> _WORK INSTRUCTIONS_
Each entry in the material below should be reproduced exactly.

> _ENTRIES SUPPLIED_
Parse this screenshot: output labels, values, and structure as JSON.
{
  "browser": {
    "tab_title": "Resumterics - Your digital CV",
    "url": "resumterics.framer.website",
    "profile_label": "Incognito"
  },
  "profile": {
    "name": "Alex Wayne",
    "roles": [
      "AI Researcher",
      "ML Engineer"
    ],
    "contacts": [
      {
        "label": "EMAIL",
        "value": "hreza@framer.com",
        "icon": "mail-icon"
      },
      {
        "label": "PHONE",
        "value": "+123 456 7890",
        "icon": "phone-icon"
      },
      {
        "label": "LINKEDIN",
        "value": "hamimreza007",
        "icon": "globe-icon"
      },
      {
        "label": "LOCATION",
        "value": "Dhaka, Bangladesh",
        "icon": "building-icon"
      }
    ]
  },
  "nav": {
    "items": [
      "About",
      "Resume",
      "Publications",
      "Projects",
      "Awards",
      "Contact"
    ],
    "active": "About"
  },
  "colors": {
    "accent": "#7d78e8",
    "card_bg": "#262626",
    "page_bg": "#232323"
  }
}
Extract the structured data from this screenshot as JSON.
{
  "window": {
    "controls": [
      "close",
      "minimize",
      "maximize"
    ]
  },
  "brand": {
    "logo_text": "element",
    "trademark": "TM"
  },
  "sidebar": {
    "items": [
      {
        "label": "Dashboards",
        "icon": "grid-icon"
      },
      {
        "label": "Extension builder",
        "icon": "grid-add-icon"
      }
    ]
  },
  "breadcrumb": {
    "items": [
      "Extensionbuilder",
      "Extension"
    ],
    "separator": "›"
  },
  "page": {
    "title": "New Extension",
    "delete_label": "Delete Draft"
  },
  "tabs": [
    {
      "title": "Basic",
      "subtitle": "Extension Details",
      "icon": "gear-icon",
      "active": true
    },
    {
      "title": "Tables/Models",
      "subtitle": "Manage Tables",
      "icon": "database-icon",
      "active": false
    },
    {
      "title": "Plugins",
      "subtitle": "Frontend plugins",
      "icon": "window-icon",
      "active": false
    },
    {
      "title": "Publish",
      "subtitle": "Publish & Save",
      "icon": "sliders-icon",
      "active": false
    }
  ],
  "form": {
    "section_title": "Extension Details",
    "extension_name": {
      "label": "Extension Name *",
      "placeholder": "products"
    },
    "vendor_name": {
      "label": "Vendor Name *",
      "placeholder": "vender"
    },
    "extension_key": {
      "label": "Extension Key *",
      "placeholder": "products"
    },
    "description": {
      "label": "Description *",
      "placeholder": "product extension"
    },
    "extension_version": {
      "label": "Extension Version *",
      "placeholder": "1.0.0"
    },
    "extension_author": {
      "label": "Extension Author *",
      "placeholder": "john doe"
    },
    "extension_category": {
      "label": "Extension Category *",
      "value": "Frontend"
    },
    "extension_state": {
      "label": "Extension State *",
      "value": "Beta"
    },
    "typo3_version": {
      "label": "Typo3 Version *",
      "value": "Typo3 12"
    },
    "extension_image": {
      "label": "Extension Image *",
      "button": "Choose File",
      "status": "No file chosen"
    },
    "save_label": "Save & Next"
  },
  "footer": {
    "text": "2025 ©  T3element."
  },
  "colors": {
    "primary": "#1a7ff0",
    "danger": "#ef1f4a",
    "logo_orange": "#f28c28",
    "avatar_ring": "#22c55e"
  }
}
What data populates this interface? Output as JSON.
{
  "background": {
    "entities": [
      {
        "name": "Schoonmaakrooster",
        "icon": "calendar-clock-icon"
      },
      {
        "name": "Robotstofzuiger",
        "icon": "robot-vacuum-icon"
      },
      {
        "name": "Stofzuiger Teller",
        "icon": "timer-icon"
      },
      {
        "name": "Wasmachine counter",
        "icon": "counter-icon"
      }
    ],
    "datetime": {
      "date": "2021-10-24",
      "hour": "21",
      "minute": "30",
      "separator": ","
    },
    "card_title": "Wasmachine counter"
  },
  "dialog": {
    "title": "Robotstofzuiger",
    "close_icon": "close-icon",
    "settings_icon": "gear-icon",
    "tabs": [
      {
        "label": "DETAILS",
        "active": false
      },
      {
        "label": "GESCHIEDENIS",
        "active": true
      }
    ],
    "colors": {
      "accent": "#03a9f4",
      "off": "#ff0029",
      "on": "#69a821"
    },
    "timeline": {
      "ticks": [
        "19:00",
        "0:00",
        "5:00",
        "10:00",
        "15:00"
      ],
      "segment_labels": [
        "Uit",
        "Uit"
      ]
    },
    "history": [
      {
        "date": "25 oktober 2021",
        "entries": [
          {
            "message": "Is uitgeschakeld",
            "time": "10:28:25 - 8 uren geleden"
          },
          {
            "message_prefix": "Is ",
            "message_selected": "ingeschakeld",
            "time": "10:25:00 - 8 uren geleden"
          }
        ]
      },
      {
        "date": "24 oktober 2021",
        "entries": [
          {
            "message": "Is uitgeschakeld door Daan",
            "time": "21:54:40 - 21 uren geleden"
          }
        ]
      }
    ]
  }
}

> _RESULT OF THIS EXERCISE_
Parse this screenshot: output labels, values, and structure as JSON.
{
  "browser": {
    "tab_title": "Resumterics - Your digital CV",
    "url": "resumterics.framer.website",
    "profile_label": "Incognito"
  },
  "profile": {
    "name": "Alex Wayne",
    "roles": [
      "AI Researcher",
      "ML Engineer"
    ],
    "contacts": [
      {
        "label": "EMAIL",
        "value": "hreza@framer.com",
        "icon": "mail-icon"
      },
      {
        "label": "PHONE",
        "value": "+123 456 7890",
        "icon": "phone-icon"
      },
      {
        "label": "LINKEDIN",
        "value": "hamimreza007",
        "icon": "globe-icon"
      },
      {
        "label": "LOCATION",
        "value": "Dhaka, Bangladesh",
        "icon": "building-icon"
      }
    ]
  },
  "nav": {
    "items": [
      "About",
      "Resume",
      "Publications",
      "Projects",
      "Awards",
      "Contact"
    ],
    "active": "About"
  },
  "colors": {
    "accent": "#7d78e8",
    "card_bg": "#262626",
    "page_bg": "#232323"
  }
}
Extract the structured data from this screenshot as JSON.
{
  "window": {
    "controls": [
      "close",
      "minimize",
      "maximize"
    ]
  },
  "brand": {
    "logo_text": "element",
    "trademark": "TM"
  },
  "sidebar": {
    "items": [
      {
        "label": "Dashboards",
        "icon": "grid-icon"
      },
      {
        "label": "Extension builder",
        "icon": "grid-add-icon"
      }
    ]
  },
  "breadcrumb": {
    "items": [
      "Extensionbuilder",
      "Extension"
    ],
    "separator": "›"
  },
  "page": {
    "title": "New Extension",
    "delete_label": "Delete Draft"
  },
  "tabs": [
    {
      "title": "Basic",
      "subtitle": "Extension Details",
      "icon": "gear-icon",
      "active": true
    },
    {
      "title": "Tables/Models",
      "subtitle": "Manage Tables",
      "icon": "database-icon",
      "active": false
    },
    {
      "title": "Plugins",
      "subtitle": "Frontend plugins",
      "icon": "window-icon",
      "active": false
    },
    {
      "title": "Publish",
      "subtitle": "Publish & Save",
      "icon": "sliders-icon",
      "active": false
    }
  ],
  "form": {
    "section_title": "Extension Details",
    "extension_name": {
      "label": "Extension Name *",
      "placeholder": "products"
    },
    "vendor_name": {
      "label": "Vendor Name *",
      "placeholder": "vender"
    },
    "extension_key": {
      "label": "Extension Key *",
      "placeholder": "products"
    },
    "description": {
      "label": "Description *",
      "placeholder": "product extension"
    },
    "extension_version": {
      "label": "Extension Version *",
      "placeholder": "1.0.0"
    },
    "extension_author": {
      "label": "Extension Author *",
      "placeholder": "john doe"
    },
    "extension_category": {
      "label": "Extension Category *",
      "value": "Frontend"
    },
    "extension_state": {
      "label": "Extension State *",
      "value": "Beta"
    },
    "typo3_version": {
      "label": "Typo3 Version *",
      "value": "Typo3 12"
    },
    "extension_image": {
      "label": "Extension Image *",
      "button": "Choose File",
      "status": "No file chosen"
    },
    "save_label": "Save & Next"
  },
  "footer": {
    "text": "2025 ©  T3element."
  },
  "colors": {
    "primary": "#1a7ff0",
    "danger": "#ef1f4a",
    "logo_orange": "#f28c28",
    "avatar_ring": "#22c55e"
  }
}
What data populates this interface? Output as JSON.
{
  "background": {
    "entities": [
      {
        "name": "Schoonmaakrooster",
        "icon": "calendar-clock-icon"
      },
      {
        "name": "Robotstofzuiger",
        "icon": "robot-vacuum-icon"
      },
      {
        "name": "Stofzuiger Teller",
        "icon": "timer-icon"
      },
      {
        "name": "Wasmachine counter",
        "icon": "counter-icon"
      }
    ],
    "datetime": {
      "date": "2021-10-24",
      "hour": "21",
      "minute": "30",
      "separator": ","
    },
    "card_title": "Wasmachine counter"
  },
  "dialog": {
    "title": "Robotstofzuiger",
    "close_icon": "close-icon",
    "settings_icon": "gear-icon",
    "tabs": [
      {
        "label": "DETAILS",
        "active": false
      },
      {
        "label": "GESCHIEDENIS",
        "active": true
      }
    ],
    "colors": {
      "accent": "#03a9f4",
      "off": "#ff0029",
      "on": "#69a821"
    },
    "timeline": {
      "ticks": [
        "19:00",
        "0:00",
        "5:00",
        "10:00",
        "15:00"
      ],
      "segment_labels": [
        "Uit",
        "Uit"
      ]
    },
    "history": [
      {
        "date": "25 oktober 2021",
        "entries": [
          {
            "message": "Is uitgeschakeld",
            "time": "10:28:25 - 8 uren geleden"
          },
          {
            "message_prefix": "Is ",
            "message_selected": "ingeschakeld",
            "time": "10:25:00 - 8 uren geleden"
          }
        ]
      },
      {
        "date": "24 oktober 2021",
        "entries": [
          {
            "message": "Is uitgeschakeld door Daan",
            "time": "21:54:40 - 21 uren geleden"
          }
        ]
      }
    ]
  }
}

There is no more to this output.